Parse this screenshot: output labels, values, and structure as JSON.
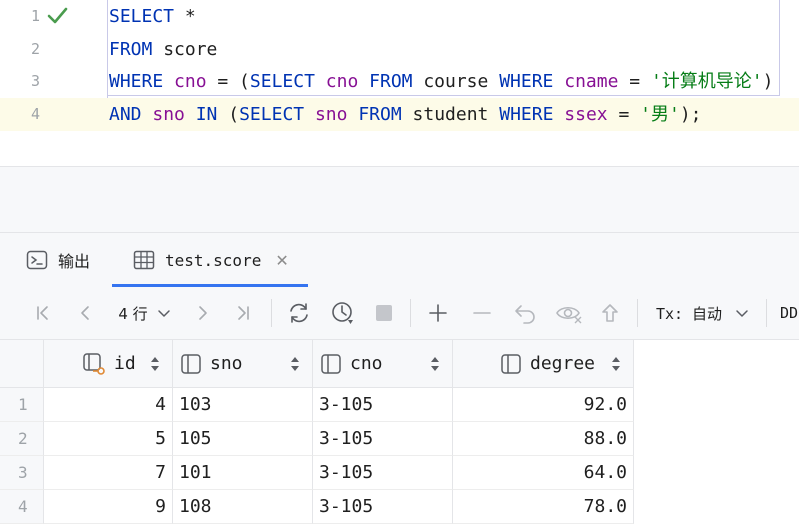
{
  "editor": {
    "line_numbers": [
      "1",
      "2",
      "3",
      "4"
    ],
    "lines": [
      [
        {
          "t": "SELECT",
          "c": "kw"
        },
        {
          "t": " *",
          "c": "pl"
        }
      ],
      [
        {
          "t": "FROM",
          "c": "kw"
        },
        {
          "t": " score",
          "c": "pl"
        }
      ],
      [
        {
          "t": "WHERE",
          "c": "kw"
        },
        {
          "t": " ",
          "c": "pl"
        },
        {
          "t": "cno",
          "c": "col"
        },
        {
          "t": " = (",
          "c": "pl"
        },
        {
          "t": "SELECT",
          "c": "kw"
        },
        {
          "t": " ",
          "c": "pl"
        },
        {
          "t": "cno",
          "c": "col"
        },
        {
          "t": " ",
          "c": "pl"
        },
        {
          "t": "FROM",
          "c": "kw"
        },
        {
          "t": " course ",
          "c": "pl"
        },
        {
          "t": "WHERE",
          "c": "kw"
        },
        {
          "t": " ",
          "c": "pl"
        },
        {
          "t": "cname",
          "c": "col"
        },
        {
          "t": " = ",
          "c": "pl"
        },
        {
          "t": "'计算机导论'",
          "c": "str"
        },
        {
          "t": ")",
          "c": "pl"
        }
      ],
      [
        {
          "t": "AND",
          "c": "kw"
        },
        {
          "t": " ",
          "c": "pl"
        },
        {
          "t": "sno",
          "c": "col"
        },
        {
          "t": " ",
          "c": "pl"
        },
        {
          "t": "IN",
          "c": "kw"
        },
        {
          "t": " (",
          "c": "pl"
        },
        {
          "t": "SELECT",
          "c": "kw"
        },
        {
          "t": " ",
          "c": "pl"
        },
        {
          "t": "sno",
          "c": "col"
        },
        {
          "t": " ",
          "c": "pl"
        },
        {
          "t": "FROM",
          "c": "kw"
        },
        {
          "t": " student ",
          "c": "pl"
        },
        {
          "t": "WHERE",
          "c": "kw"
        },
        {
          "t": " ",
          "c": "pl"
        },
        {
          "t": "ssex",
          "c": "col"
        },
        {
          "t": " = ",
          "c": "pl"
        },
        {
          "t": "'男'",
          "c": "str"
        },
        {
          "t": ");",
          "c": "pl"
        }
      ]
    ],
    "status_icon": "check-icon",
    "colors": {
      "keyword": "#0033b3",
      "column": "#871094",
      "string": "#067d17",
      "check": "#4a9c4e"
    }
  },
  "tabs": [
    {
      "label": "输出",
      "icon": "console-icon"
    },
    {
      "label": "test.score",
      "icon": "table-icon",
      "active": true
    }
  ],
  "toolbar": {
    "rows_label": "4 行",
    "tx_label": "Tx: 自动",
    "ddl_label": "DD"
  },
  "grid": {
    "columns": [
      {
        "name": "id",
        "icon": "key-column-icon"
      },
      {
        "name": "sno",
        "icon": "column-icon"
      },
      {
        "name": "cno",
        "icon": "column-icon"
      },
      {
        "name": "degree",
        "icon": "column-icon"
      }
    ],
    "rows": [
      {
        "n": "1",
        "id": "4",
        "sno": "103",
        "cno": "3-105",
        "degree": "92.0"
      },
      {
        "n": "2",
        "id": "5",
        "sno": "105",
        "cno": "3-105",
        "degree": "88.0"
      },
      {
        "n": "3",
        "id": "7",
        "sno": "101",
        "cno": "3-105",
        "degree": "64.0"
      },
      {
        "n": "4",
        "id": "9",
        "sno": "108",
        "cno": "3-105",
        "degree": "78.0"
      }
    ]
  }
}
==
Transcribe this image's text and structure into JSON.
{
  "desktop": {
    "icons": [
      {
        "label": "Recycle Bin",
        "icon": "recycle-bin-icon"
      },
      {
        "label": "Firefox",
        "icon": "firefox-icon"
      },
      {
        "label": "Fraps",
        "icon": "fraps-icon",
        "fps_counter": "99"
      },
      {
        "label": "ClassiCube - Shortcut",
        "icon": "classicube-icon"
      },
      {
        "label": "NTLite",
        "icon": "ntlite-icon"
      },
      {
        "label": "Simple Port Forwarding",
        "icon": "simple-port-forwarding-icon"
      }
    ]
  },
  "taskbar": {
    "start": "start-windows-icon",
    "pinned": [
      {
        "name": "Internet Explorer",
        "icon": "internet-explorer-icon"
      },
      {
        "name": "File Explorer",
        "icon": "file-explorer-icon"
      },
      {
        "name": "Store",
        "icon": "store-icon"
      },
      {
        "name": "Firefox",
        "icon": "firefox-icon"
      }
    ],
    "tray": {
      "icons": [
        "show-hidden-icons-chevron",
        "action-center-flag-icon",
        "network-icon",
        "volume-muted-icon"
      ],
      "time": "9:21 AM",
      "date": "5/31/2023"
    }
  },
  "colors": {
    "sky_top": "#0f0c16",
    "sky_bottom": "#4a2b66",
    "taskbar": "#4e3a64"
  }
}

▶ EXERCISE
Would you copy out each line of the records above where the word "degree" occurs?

▶ OUTPUT
        "name": "degree",
        "degree": "92.0"
        "degree": "88.0"
        "degree": "64.0"
        "degree": "78.0"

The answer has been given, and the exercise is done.